The whole listing that follows is to be restated word for word, images excluded.

● RECORDS PROVIDED:

# # # # #

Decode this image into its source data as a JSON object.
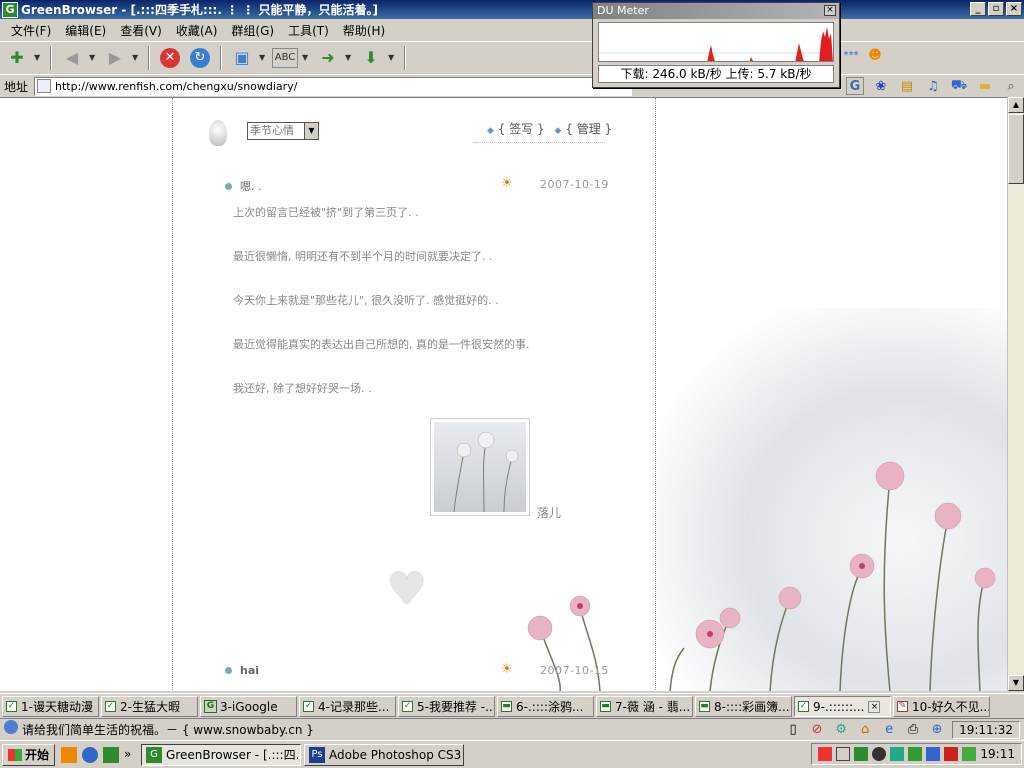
{
  "window": {
    "title": "GreenBrowser - [.:::四季手札:::.  ⋮ ⋮ 只能平静，只能活着。]",
    "app_icon": "G"
  },
  "menu": [
    "文件(F)",
    "编辑(E)",
    "查看(V)",
    "收藏(A)",
    "群组(G)",
    "工具(T)",
    "帮助(H)"
  ],
  "address": {
    "label": "地址",
    "url": "http://www.renfish.com/chengxu/snowdiary/"
  },
  "du_meter": {
    "title": "DU Meter",
    "stats": "下载: 246.0 kB/秒  上传: 5.7 kB/秒"
  },
  "diary": {
    "mood_select": "季节心情",
    "links": {
      "sign": "签写",
      "manage": "管理"
    },
    "post1": {
      "author": "嗯. .",
      "date": "2007-10-19",
      "lines": [
        "上次的留言已经被\"挤\"到了第三页了. .",
        "最近很懒惰, 明明还有不到半个月的时间就要决定了. .",
        "今天你上来就是\"那些花儿\", 很久没听了. 感觉挺好的. .",
        "最近觉得能真实的表达出自己所想的, 真的是一件很安然的事.",
        "我还好, 除了想好好哭一场. ."
      ],
      "caption": "落儿"
    },
    "post2": {
      "author": "hai",
      "date": "2007-10-15"
    }
  },
  "tabs": [
    {
      "label": "1-谩天糖动漫",
      "active": false
    },
    {
      "label": "2-生猛大暇",
      "active": false
    },
    {
      "label": "3-iGoogle",
      "active": false
    },
    {
      "label": "4-记录那些...",
      "active": false
    },
    {
      "label": "5-我要推荐 -...",
      "active": false
    },
    {
      "label": "6-.::::涂鸦...",
      "active": false
    },
    {
      "label": "7-薇 涵 - 翡...",
      "active": false
    },
    {
      "label": "8-::::彩画簿...",
      "active": false
    },
    {
      "label": "9-.::::::...",
      "active": true
    },
    {
      "label": "10-好久不见...",
      "active": false
    }
  ],
  "status": {
    "text": "请给我们简单生活的祝福。－ { www.snowbaby.cn }",
    "time": "19:11:32"
  },
  "taskbar": {
    "start": "开始",
    "tasks": [
      {
        "label": "GreenBrowser - [.:::四...",
        "active": true
      },
      {
        "label": "Adobe Photoshop CS3 E...",
        "active": false
      }
    ],
    "clock": "19:11"
  },
  "colors": {
    "titlebar": "#0a246a",
    "chrome": "#d4d0c8",
    "accent_green": "#2e8b2e"
  },
  "icons": [
    "new-tab-icon",
    "back-icon",
    "forward-icon",
    "stop-icon",
    "refresh-icon",
    "spell-icon",
    "search-icon",
    "home-icon",
    "sun-icon",
    "heart-icon"
  ]
}
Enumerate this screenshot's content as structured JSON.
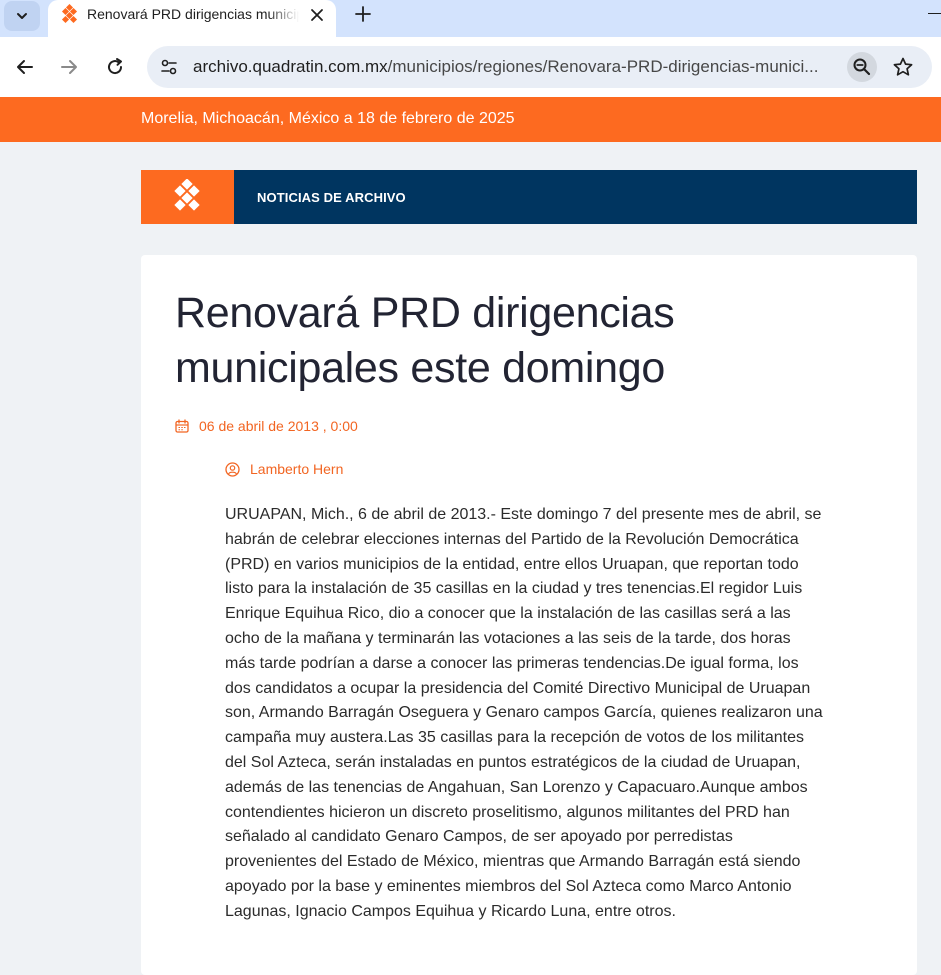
{
  "browser": {
    "tab_title": "Renovará PRD dirigencias municipales este domingo",
    "url_host": "archivo.quadratin.com.mx",
    "url_path": "/municipios/regiones/Renovara-PRD-dirigencias-munici..."
  },
  "icons": {
    "tab_menu": "chevron-down-icon",
    "favicon": "quadratin-logo-icon",
    "close": "close-icon",
    "new_tab": "plus-icon",
    "back": "arrow-left-icon",
    "forward": "arrow-right-icon",
    "reload": "reload-icon",
    "site_info": "tune-icon",
    "zoom": "zoom-out-icon",
    "bookmark": "star-icon",
    "calendar": "calendar-icon",
    "author": "user-icon"
  },
  "colors": {
    "brand_orange": "#fd6a20",
    "brand_navy": "#003560",
    "meta_orange": "#f26522"
  },
  "site": {
    "date_line": "Morelia, Michoacán, México a 18 de febrero de 2025",
    "section_label": "NOTICIAS DE ARCHIVO"
  },
  "article": {
    "title": "Renovará PRD dirigencias municipales este domingo",
    "date": "06 de abril de 2013 , 0:00",
    "author": "Lamberto Hern",
    "body": "URUAPAN, Mich., 6 de abril de 2013.- Este domingo 7 del presente mes de abril, se habrán de celebrar elecciones internas del Partido de la Revolución Democrática (PRD) en varios municipios de la entidad, entre ellos Uruapan, que reportan todo listo para la instalación de 35 casillas en la ciudad y tres tenencias.El regidor Luis Enrique Equihua Rico, dio a conocer que la instalación de las casillas será a las ocho de la mañana y terminarán las votaciones a las seis de la tarde, dos horas más tarde podrían a darse a conocer las primeras tendencias.De igual forma, los dos candidatos a ocupar la presidencia del Comité Directivo Municipal de Uruapan son, Armando Barragán Oseguera y Genaro campos García, quienes realizaron una campaña muy austera.Las 35 casillas para la recepción de votos de los militantes del Sol Azteca, serán instaladas en puntos estratégicos de la ciudad de Uruapan, además de las tenencias de Angahuan, San Lorenzo y Capacuaro.Aunque ambos contendientes hicieron un discreto proselitismo, algunos militantes del PRD han señalado al candidato Genaro Campos, de ser apoyado por perredistas provenientes del Estado de México, mientras que Armando Barragán está siendo apoyado por la base y eminentes miembros del Sol Azteca como Marco Antonio Lagunas, Ignacio Campos Equihua y Ricardo Luna, entre otros."
  }
}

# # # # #

● TASK ANSWER:
Decode this image into its source data as a JSON object.
{
  "window": {
    "title": "GreenBrowser - [.:::四季手札:::.  ⋮ ⋮ 只能平静，只能活着。]",
    "app_icon": "G"
  },
  "menu": [
    "文件(F)",
    "编辑(E)",
    "查看(V)",
    "收藏(A)",
    "群组(G)",
    "工具(T)",
    "帮助(H)"
  ],
  "address": {
    "label": "地址",
    "url": "http://www.renfish.com/chengxu/snowdiary/"
  },
  "du_meter": {
    "title": "DU Meter",
    "stats": "下载: 246.0 kB/秒  上传: 5.7 kB/秒"
  },
  "diary": {
    "mood_select": "季节心情",
    "links": {
      "sign": "签写",
      "manage": "管理"
    },
    "post1": {
      "author": "嗯. .",
      "date": "2007-10-19",
      "lines": [
        "上次的留言已经被\"挤\"到了第三页了. .",
        "最近很懒惰, 明明还有不到半个月的时间就要决定了. .",
        "今天你上来就是\"那些花儿\", 很久没听了. 感觉挺好的. .",
        "最近觉得能真实的表达出自己所想的, 真的是一件很安然的事.",
        "我还好, 除了想好好哭一场. ."
      ],
      "caption": "落儿"
    },
    "post2": {
      "author": "hai",
      "date": "2007-10-15"
    }
  },
  "tabs": [
    {
      "label": "1-谩天糖动漫",
      "active": false
    },
    {
      "label": "2-生猛大暇",
      "active": false
    },
    {
      "label": "3-iGoogle",
      "active": false
    },
    {
      "label": "4-记录那些...",
      "active": false
    },
    {
      "label": "5-我要推荐 -...",
      "active": false
    },
    {
      "label": "6-.::::涂鸦...",
      "active": false
    },
    {
      "label": "7-薇 涵 - 翡...",
      "active": false
    },
    {
      "label": "8-::::彩画簿...",
      "active": false
    },
    {
      "label": "9-.::::::...",
      "active": true
    },
    {
      "label": "10-好久不见...",
      "active": false
    }
  ],
  "status": {
    "text": "请给我们简单生活的祝福。－ { www.snowbaby.cn }",
    "time": "19:11:32"
  },
  "taskbar": {
    "start": "开始",
    "tasks": [
      {
        "label": "GreenBrowser - [.:::四...",
        "active": true
      },
      {
        "label": "Adobe Photoshop CS3 E...",
        "active": false
      }
    ],
    "clock": "19:11"
  },
  "colors": {
    "titlebar": "#0a246a",
    "chrome": "#d4d0c8",
    "accent_green": "#2e8b2e"
  },
  "icons": [
    "new-tab-icon",
    "back-icon",
    "forward-icon",
    "stop-icon",
    "refresh-icon",
    "spell-icon",
    "search-icon",
    "home-icon",
    "sun-icon",
    "heart-icon"
  ]
}
Enumerate this screenshot's content as structured JSON.
{
  "browser": {
    "tab_title": "Renovará PRD dirigencias municipales este domingo",
    "url_host": "archivo.quadratin.com.mx",
    "url_path": "/municipios/regiones/Renovara-PRD-dirigencias-munici..."
  },
  "icons": {
    "tab_menu": "chevron-down-icon",
    "favicon": "quadratin-logo-icon",
    "close": "close-icon",
    "new_tab": "plus-icon",
    "back": "arrow-left-icon",
    "forward": "arrow-right-icon",
    "reload": "reload-icon",
    "site_info": "tune-icon",
    "zoom": "zoom-out-icon",
    "bookmark": "star-icon",
    "calendar": "calendar-icon",
    "author": "user-icon"
  },
  "colors": {
    "brand_orange": "#fd6a20",
    "brand_navy": "#003560",
    "meta_orange": "#f26522"
  },
  "site": {
    "date_line": "Morelia, Michoacán, México a 18 de febrero de 2025",
    "section_label": "NOTICIAS DE ARCHIVO"
  },
  "article": {
    "title": "Renovará PRD dirigencias municipales este domingo",
    "date": "06 de abril de 2013 , 0:00",
    "author": "Lamberto Hern",
    "body": "URUAPAN, Mich., 6 de abril de 2013.- Este domingo 7 del presente mes de abril, se habrán de celebrar elecciones internas del Partido de la Revolución Democrática (PRD) en varios municipios de la entidad, entre ellos Uruapan, que reportan todo listo para la instalación de 35 casillas en la ciudad y tres tenencias.El regidor Luis Enrique Equihua Rico, dio a conocer que la instalación de las casillas será a las ocho de la mañana y terminarán las votaciones a las seis de la tarde, dos horas más tarde podrían a darse a conocer las primeras tendencias.De igual forma, los dos candidatos a ocupar la presidencia del Comité Directivo Municipal de Uruapan son, Armando Barragán Oseguera y Genaro campos García, quienes realizaron una campaña muy austera.Las 35 casillas para la recepción de votos de los militantes del Sol Azteca, serán instaladas en puntos estratégicos de la ciudad de Uruapan, además de las tenencias de Angahuan, San Lorenzo y Capacuaro.Aunque ambos contendientes hicieron un discreto proselitismo, algunos militantes del PRD han señalado al candidato Genaro Campos, de ser apoyado por perredistas provenientes del Estado de México, mientras que Armando Barragán está siendo apoyado por la base y eminentes miembros del Sol Azteca como Marco Antonio Lagunas, Ignacio Campos Equihua y Ricardo Luna, entre otros."
  }
}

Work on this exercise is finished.